Dataset rows for apps and sites:
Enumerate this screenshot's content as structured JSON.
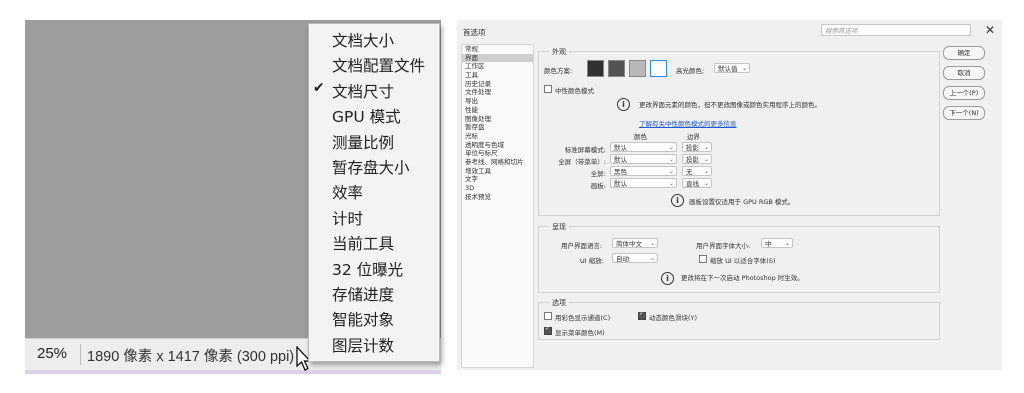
{
  "statusbar": {
    "zoom": "25%",
    "doc_info": "1890 像素 x 1417 像素 (300 ppi)",
    "arrow": "›"
  },
  "menu": {
    "items": [
      {
        "label": "文档大小",
        "checked": false
      },
      {
        "label": "文档配置文件",
        "checked": false
      },
      {
        "label": "文档尺寸",
        "checked": true
      },
      {
        "label": "GPU 模式",
        "checked": false
      },
      {
        "label": "测量比例",
        "checked": false
      },
      {
        "label": "暂存盘大小",
        "checked": false
      },
      {
        "label": "效率",
        "checked": false
      },
      {
        "label": "计时",
        "checked": false
      },
      {
        "label": "当前工具",
        "checked": false
      },
      {
        "label": "32 位曝光",
        "checked": false
      },
      {
        "label": "存储进度",
        "checked": false
      },
      {
        "label": "智能对象",
        "checked": false
      },
      {
        "label": "图层计数",
        "checked": false
      }
    ],
    "check_glyph": "✔"
  },
  "prefs": {
    "title": "首选项",
    "search_placeholder": "搜索首选项",
    "close": "✕",
    "sidebar": [
      "常规",
      "界面",
      "工作区",
      "工具",
      "历史记录",
      "文件处理",
      "导出",
      "性能",
      "图像处理",
      "暂存盘",
      "光标",
      "透明度与色域",
      "单位与标尺",
      "参考线、网格和切片",
      "增效工具",
      "文字",
      "3D",
      "技术预览"
    ],
    "sidebar_selected": 1,
    "appearance": {
      "group_title": "外观",
      "color_scheme_label": "颜色方案:",
      "swatches": [
        "#303030",
        "#535353",
        "#b8b8b8",
        "#ffffff"
      ],
      "selected_swatch": 3,
      "highlight_label": "高光颜色:",
      "highlight_value": "默认值",
      "neutral_mode_label": "中性颜色模式",
      "info_text": "更改界面元素的颜色，但不更改图像或颜色实用程序上的颜色。",
      "link_text": "了解有关中性颜色模式的更多信息",
      "col_color": "颜色",
      "col_border": "边界",
      "rows": [
        {
          "label": "标准屏幕模式:",
          "color": "默认",
          "border": "投影"
        },
        {
          "label": "全屏（带菜单）:",
          "color": "默认",
          "border": "投影"
        },
        {
          "label": "全屏:",
          "color": "黑色",
          "border": "无"
        },
        {
          "label": "画板:",
          "color": "默认",
          "border": "直线"
        }
      ],
      "artboard_note": "画板设置仅适用于 GPU RGB 模式。"
    },
    "presentation": {
      "group_title": "呈现",
      "ui_language_label": "用户界面语言:",
      "ui_language_value": "简体中文",
      "ui_font_size_label": "用户界面字体大小:",
      "ui_font_size_value": "中",
      "ui_scale_label": "UI 缩放:",
      "ui_scale_value": "自动",
      "scale_fonts_label": "缩放 UI 以适合字体(S)",
      "restart_note": "更改将在下一次启动 Photoshop 时生效。"
    },
    "options": {
      "group_title": "选项",
      "items": [
        {
          "label": "用彩色显示通道(C)",
          "checked": false
        },
        {
          "label": "动态颜色滑块(Y)",
          "checked": true
        },
        {
          "label": "显示菜单颜色(M)",
          "checked": true
        }
      ]
    },
    "buttons": {
      "ok": "确定",
      "cancel": "取消",
      "prev": "上一个(P)",
      "next": "下一个(N)"
    },
    "info_glyph": "i",
    "caret": "⌄"
  }
}
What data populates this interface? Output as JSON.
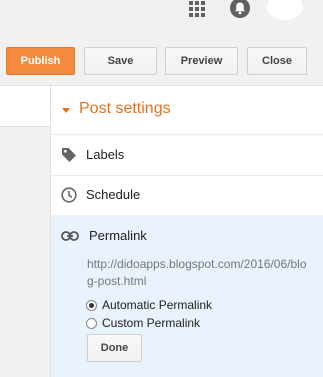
{
  "topbar": {
    "apps_icon": "apps-grid-icon",
    "notification_icon": "notification-bell-icon",
    "avatar_icon": "user-avatar"
  },
  "toolbar": {
    "publish_label": "Publish",
    "save_label": "Save",
    "preview_label": "Preview",
    "close_label": "Close"
  },
  "post_settings": {
    "title": "Post settings",
    "items": [
      {
        "label": "Labels",
        "icon": "tag-icon"
      },
      {
        "label": "Schedule",
        "icon": "clock-icon"
      }
    ],
    "permalink": {
      "label": "Permalink",
      "icon": "link-icon",
      "url": "http://didoapps.blogspot.com/2016/06/blog-post.html",
      "options": [
        {
          "label": "Automatic Permalink",
          "selected": true
        },
        {
          "label": "Custom Permalink",
          "selected": false
        }
      ],
      "done_label": "Done"
    }
  },
  "colors": {
    "accent": "#e5711d",
    "publish_button": "#f48b3e",
    "permalink_bg": "#e9f1fc"
  }
}
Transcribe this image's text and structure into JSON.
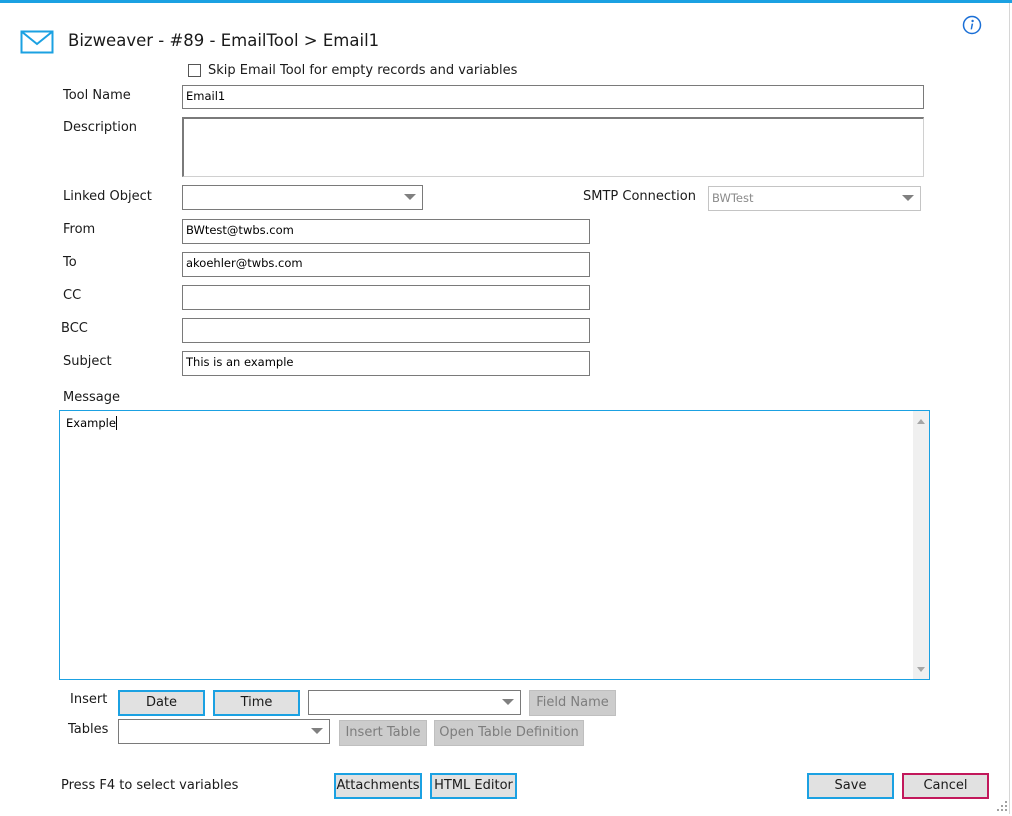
{
  "window": {
    "title": "Bizweaver - #89 - EmailTool > Email1",
    "accent_color": "#1ba1e2",
    "cancel_border_color": "#c2185b"
  },
  "icons": {
    "app": "envelope-icon",
    "info": "info-icon"
  },
  "options": {
    "skip_label": "Skip Email Tool for empty records and variables",
    "skip_checked": false
  },
  "fields": {
    "tool_name_label": "Tool Name",
    "tool_name_value": "Email1",
    "description_label": "Description",
    "description_value": "",
    "linked_object_label": "Linked Object",
    "linked_object_value": "",
    "smtp_label": "SMTP Connection",
    "smtp_value": "BWTest",
    "from_label": "From",
    "from_value": "BWtest@twbs.com",
    "to_label": "To",
    "to_value": "akoehler@twbs.com",
    "cc_label": "CC",
    "cc_value": "",
    "bcc_label": "BCC",
    "bcc_value": "",
    "subject_label": "Subject",
    "subject_value": "This is an example"
  },
  "message": {
    "label": "Message",
    "body": "Example"
  },
  "insert": {
    "label": "Insert",
    "date_button": "Date",
    "time_button": "Time",
    "field_select_value": "",
    "field_name_button": "Field Name"
  },
  "tables": {
    "label": "Tables",
    "select_value": "",
    "insert_table_button": "Insert Table",
    "open_definition_button": "Open Table Definition"
  },
  "footer": {
    "hint": "Press F4 to select variables",
    "attachments_button": "Attachments",
    "html_editor_button": "HTML Editor",
    "save_button": "Save",
    "cancel_button": "Cancel"
  }
}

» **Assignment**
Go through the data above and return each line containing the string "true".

» **Solution for this exercise**
        "checked": true
          "checked": true
          "checked": true
          "selected": true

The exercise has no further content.